As a summary thus, Sage Jada-Bharata emphasizes that nothing in this world is capable of granting “Moksha”, except for the highest “Gnyaana” (Knowledge about Bhagawan and His compassion). Through this, Sage Bharata also emphasizes that Bhagawan can only be the “Paramatma” and nobody else can attain that position. All of us, living beings in this world can only be “Jeevatmas” and the role of the “Jeevatma” is only to be in service to the “Paramatma” by surrendering to His feet. Moving on further thus, Sage Bharata gives a beautiful analogy here, which is going to increase our interest level further in this point. Many of us might be knowing this musical instrument called “Flute”. It is a “wind” instrument wherein it has many holes that are made. While playing the flute, we’ve to close one of the holes and open another. We blow air through one of the nozzles that is on the extreme right-hand-side, and all the other holes are on the left-hand-side. When we close one hole, the air that is blown through the nozzle escapes through the other hole.
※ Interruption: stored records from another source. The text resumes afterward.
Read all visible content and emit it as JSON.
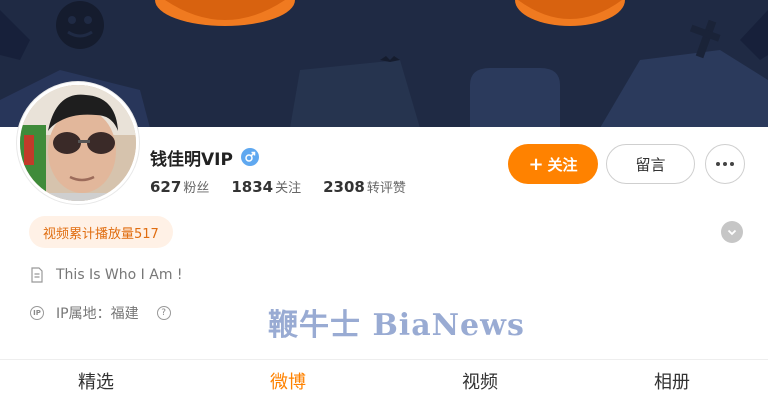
{
  "banner": {
    "theme": "halloween-pumpkins",
    "background_color": "#1f2a44",
    "accent": "#f07a20"
  },
  "profile": {
    "name": "钱佳明VIP",
    "gender_icon": "male-icon",
    "stats": [
      {
        "number": "627",
        "label": "粉丝"
      },
      {
        "number": "1834",
        "label": "关注"
      },
      {
        "number": "2308",
        "label": "转评赞"
      }
    ],
    "play_count_badge": "视频累计播放量517",
    "bio": "This Is Who I Am !",
    "ip_label": "IP属地：福建"
  },
  "actions": {
    "follow_label": "关注",
    "follow_icon": "+",
    "message_label": "留言",
    "more_icon": "more-dots-icon"
  },
  "watermark": "鞭牛士 BiaNews",
  "tabs": [
    {
      "label": "精选",
      "active": false
    },
    {
      "label": "微博",
      "active": true
    },
    {
      "label": "视频",
      "active": false
    },
    {
      "label": "相册",
      "active": false
    }
  ],
  "colors": {
    "brand_orange": "#ff8200",
    "badge_bg": "#fff1e6",
    "badge_text": "#e06d10",
    "gender_blue": "#5fa8f0"
  }
}
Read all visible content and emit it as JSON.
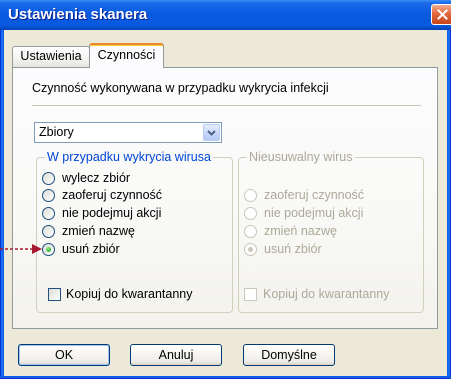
{
  "window": {
    "title": "Ustawienia skanera"
  },
  "tabs": [
    {
      "label": "Ustawienia",
      "selected": false
    },
    {
      "label": "Czynności",
      "selected": true
    }
  ],
  "actions_tab": {
    "heading": "Czynność wykonywana w przypadku wykrycia infekcji",
    "object_type_select": {
      "value": "Zbiory"
    },
    "virus_group": {
      "title": "W przypadku wykrycia wirusa",
      "enabled": true,
      "options": [
        {
          "label": "wylecz zbiór",
          "selected": false
        },
        {
          "label": "zaoferuj czynność",
          "selected": false
        },
        {
          "label": "nie podejmuj akcji",
          "selected": false
        },
        {
          "label": "zmień nazwę",
          "selected": false
        },
        {
          "label": "usuń zbiór",
          "selected": true
        }
      ],
      "quarantine_checkbox": {
        "label": "Kopiuj do kwarantanny",
        "checked": false
      }
    },
    "incurable_group": {
      "title": "Nieusuwalny wirus",
      "enabled": false,
      "options": [
        {
          "label": "zaoferuj czynność",
          "selected": false
        },
        {
          "label": "nie podejmuj akcji",
          "selected": false
        },
        {
          "label": "zmień nazwę",
          "selected": false
        },
        {
          "label": "usuń zbiór",
          "selected": true
        }
      ],
      "quarantine_checkbox": {
        "label": "Kopiuj do kwarantanny",
        "checked": false
      }
    }
  },
  "buttons": {
    "ok": "OK",
    "cancel": "Anuluj",
    "defaults": "Domyślne"
  },
  "icons": {
    "close": "close-icon",
    "dropdown": "chevron-down-icon",
    "annotation": "arrow-right-icon"
  },
  "colors": {
    "title_bar": "#0A5AE0",
    "title_text": "#FFFFFF",
    "selected_tab_accent": "#E68B2C",
    "group_caption": "#0046D5",
    "disabled_text": "#ACA899",
    "radio_selected": "#21A121",
    "annotation_arrow": "#A81830"
  }
}
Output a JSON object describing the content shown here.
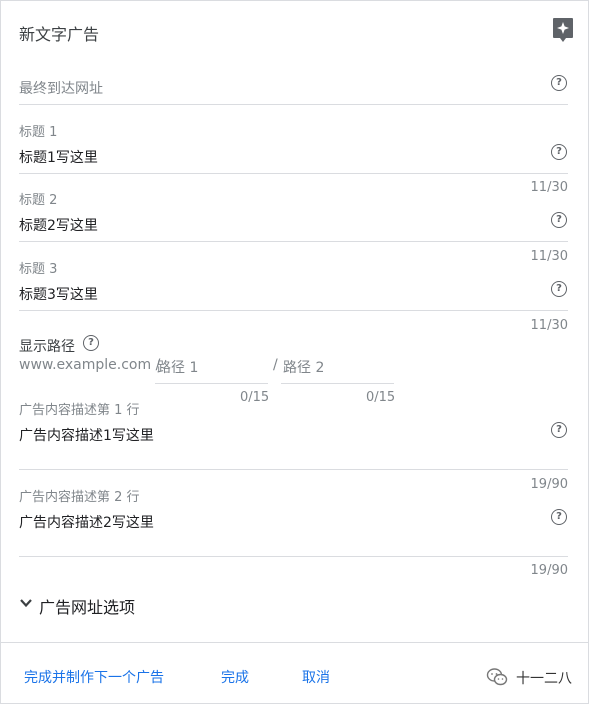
{
  "header": {
    "title": "新文字广告"
  },
  "final_url": {
    "placeholder": "最终到达网址"
  },
  "headline1": {
    "label": "标题 1",
    "value": "标题1写这里",
    "counter": "11/30"
  },
  "headline2": {
    "label": "标题 2",
    "value": "标题2写这里",
    "counter": "11/30"
  },
  "headline3": {
    "label": "标题 3",
    "value": "标题3写这里",
    "counter": "11/30"
  },
  "display_path": {
    "label": "显示路径",
    "domain": "www.example.com /",
    "path1_placeholder": "路径 1",
    "separator": "/",
    "path2_placeholder": "路径 2",
    "path1_counter": "0/15",
    "path2_counter": "0/15"
  },
  "description1": {
    "label": "广告内容描述第 1 行",
    "value": "广告内容描述1写这里",
    "counter": "19/90"
  },
  "description2": {
    "label": "广告内容描述第 2 行",
    "value": "广告内容描述2写这里",
    "counter": "19/90"
  },
  "url_options": {
    "label": "广告网址选项"
  },
  "footer": {
    "save_next": "完成并制作下一个广告",
    "done": "完成",
    "cancel": "取消"
  },
  "watermark": {
    "text": "十一二八"
  },
  "colors": {
    "accent": "#1a73e8",
    "divider": "#dadce0",
    "muted": "#80868b"
  }
}
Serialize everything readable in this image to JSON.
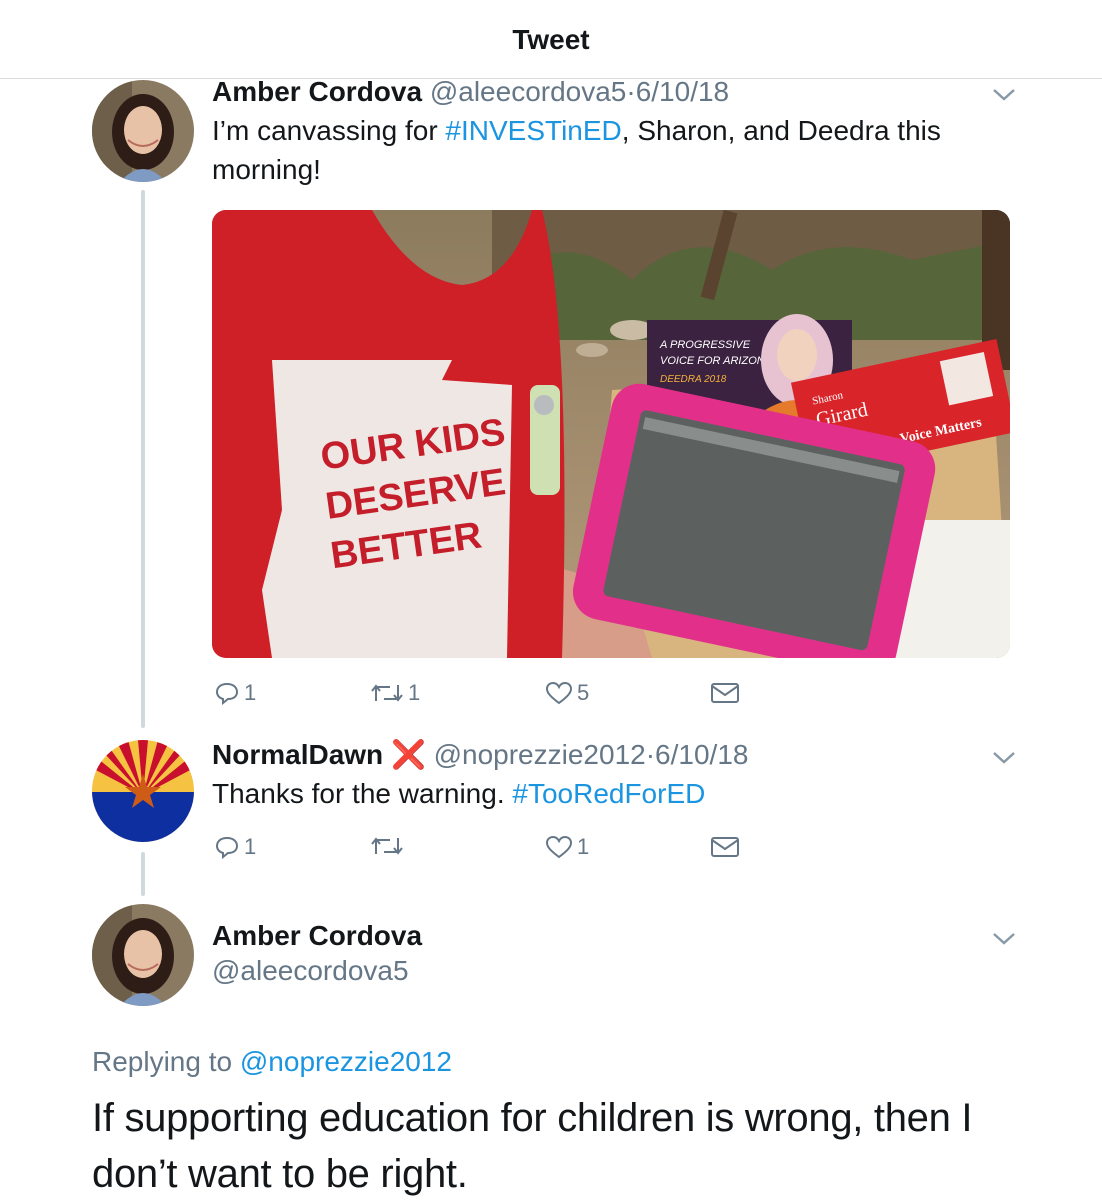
{
  "header": {
    "title": "Tweet"
  },
  "tweets": [
    {
      "name": "Amber Cordova",
      "handle": "@aleecordova5",
      "date": "6/10/18",
      "text_before": "I’m canvassing for ",
      "hashtag": "#INVESTinED",
      "text_after": ", Sharon, and Deedra this morning!",
      "actions": {
        "replies": "1",
        "retweets": "1",
        "likes": "5"
      },
      "media": {
        "shirt_text": [
          "OUR KIDS",
          "DESERVE",
          "BETTER"
        ],
        "card_deedra": [
          "A PROGRESSIVE",
          "VOICE FOR ARIZONA",
          "DEEDRA 2018"
        ],
        "card_sharon": [
          "Sharon",
          "Girard",
          "Voice Matters"
        ]
      }
    },
    {
      "name": "NormalDawn",
      "badge": "❌",
      "handle": "@noprezzie2012",
      "date": "6/10/18",
      "text_before": "Thanks for the warning. ",
      "hashtag": "#TooRedForED",
      "actions": {
        "replies": "1",
        "retweets": "",
        "likes": "1"
      }
    }
  ],
  "main_tweet": {
    "name": "Amber Cordova",
    "handle": "@aleecordova5",
    "replying_label": "Replying to ",
    "replying_handle": "@noprezzie2012",
    "text": "If supporting education for children is wrong, then I don’t want to be right."
  },
  "colors": {
    "link": "#1b95e0",
    "muted": "#657786",
    "badge": "#dd2e44"
  }
}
Every hole has the configuration to produce unique sounds of music like “Sadjamam” (Sa), “Rishabham” (Ri), “Gaandhaaram” (Ga), “Madhyamam” (Ma), ‘Panchamam” (Pa), “Daivatam” (Da) and “Nishadam” (Ni). These are often referred to as the “Saptaswaras” in Carnatic Music. Thus, the flute is designed in such a way that each of the holes emit each of the “Swara-sthaanas” (corresponding sounds).
When I was talking about this to someone, that person curiously asked me thus, “Oh! If seven different “Swarasthaanas” have to be captured, there should be seven different airs that should pass through the holes, isn’t it?” How can this be possible? Air is just one and it is common for all. It is the same air that passes through hole one that produces the sound of “Sa” and through the hole seven that produces the sound of “Ni”, isn’t it? Similarly, the “Atman” that resides inside every living being is the same. Only the “Deham” inside which each of the “Atmans” are embedded are different. Thus, just like how we cannot say that there are different “Airs” that produce music in a flute, here too we cannot say that there are different “Atmans” across different living beings. Just like how the holes in the flute are different, which produces music differently, the “Dehams” are different, which makes the “Atman” work accordingly. Yes, of course there might be many “Atmans”, but the “religion” or “caste” or “sub-caste” of all “Atmans” are the same.
So for today, let us understand this important point and let us wait till the next episode to continue this interesting discussion forward! Stay tuned! 🙂